> Task item:
Print out every entry that follows, exactly as written.

> Data supplied:
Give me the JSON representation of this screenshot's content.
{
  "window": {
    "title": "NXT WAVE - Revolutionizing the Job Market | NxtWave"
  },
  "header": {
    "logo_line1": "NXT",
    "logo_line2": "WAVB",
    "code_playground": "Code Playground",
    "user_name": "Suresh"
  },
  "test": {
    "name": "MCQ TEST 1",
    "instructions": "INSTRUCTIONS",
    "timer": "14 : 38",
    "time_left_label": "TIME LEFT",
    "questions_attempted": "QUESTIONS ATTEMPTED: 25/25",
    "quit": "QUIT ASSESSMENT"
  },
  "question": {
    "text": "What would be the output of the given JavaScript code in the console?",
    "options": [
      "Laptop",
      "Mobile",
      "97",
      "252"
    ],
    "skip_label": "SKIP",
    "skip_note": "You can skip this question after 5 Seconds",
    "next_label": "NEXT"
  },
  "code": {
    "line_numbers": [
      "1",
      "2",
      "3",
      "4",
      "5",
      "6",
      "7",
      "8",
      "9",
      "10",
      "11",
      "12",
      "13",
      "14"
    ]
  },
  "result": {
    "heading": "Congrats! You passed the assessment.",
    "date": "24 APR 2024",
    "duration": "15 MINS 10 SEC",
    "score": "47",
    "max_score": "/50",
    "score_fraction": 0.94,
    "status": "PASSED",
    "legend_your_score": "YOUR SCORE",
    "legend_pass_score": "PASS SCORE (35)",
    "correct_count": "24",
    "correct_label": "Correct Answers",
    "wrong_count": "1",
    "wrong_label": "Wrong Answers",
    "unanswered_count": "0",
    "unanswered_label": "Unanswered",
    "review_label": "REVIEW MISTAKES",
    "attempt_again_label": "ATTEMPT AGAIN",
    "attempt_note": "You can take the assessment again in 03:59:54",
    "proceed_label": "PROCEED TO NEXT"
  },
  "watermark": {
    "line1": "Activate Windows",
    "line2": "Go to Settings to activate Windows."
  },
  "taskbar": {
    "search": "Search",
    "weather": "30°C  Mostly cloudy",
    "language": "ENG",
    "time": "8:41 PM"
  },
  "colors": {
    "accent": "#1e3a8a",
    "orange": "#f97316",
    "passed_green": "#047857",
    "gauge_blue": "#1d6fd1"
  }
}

> Expected output:
Give me the JSON representation of this screenshot's content.
{
  "window": {
    "title": "NXT WAVE - Revolutionizing the Job Market | NxtWave"
  },
  "header": {
    "logo_line1": "NXT",
    "logo_line2": "WAVB",
    "code_playground": "Code Playground",
    "user_name": "Suresh"
  },
  "test": {
    "name": "MCQ TEST 1",
    "instructions": "INSTRUCTIONS",
    "timer": "14 : 38",
    "time_left_label": "TIME LEFT",
    "questions_attempted": "QUESTIONS ATTEMPTED: 25/25",
    "quit": "QUIT ASSESSMENT"
  },
  "question": {
    "text": "What would be the output of the given JavaScript code in the console?",
    "options": [
      "Laptop",
      "Mobile",
      "97",
      "252"
    ],
    "skip_label": "SKIP",
    "skip_note": "You can skip this question after 5 Seconds",
    "next_label": "NEXT"
  },
  "code": {
    "line_numbers": [
      "1",
      "2",
      "3",
      "4",
      "5",
      "6",
      "7",
      "8",
      "9",
      "10",
      "11",
      "12",
      "13",
      "14"
    ]
  },
  "result": {
    "heading": "Congrats! You passed the assessment.",
    "date": "24 APR 2024",
    "duration": "15 MINS 10 SEC",
    "score": "47",
    "max_score": "/50",
    "score_fraction": 0.94,
    "status": "PASSED",
    "legend_your_score": "YOUR SCORE",
    "legend_pass_score": "PASS SCORE (35)",
    "correct_count": "24",
    "correct_label": "Correct Answers",
    "wrong_count": "1",
    "wrong_label": "Wrong Answers",
    "unanswered_count": "0",
    "unanswered_label": "Unanswered",
    "review_label": "REVIEW MISTAKES",
    "attempt_again_label": "ATTEMPT AGAIN",
    "attempt_note": "You can take the assessment again in 03:59:54",
    "proceed_label": "PROCEED TO NEXT"
  },
  "watermark": {
    "line1": "Activate Windows",
    "line2": "Go to Settings to activate Windows."
  },
  "taskbar": {
    "search": "Search",
    "weather": "30°C  Mostly cloudy",
    "language": "ENG",
    "time": "8:41 PM"
  },
  "colors": {
    "accent": "#1e3a8a",
    "orange": "#f97316",
    "passed_green": "#047857",
    "gauge_blue": "#1d6fd1"
  }
}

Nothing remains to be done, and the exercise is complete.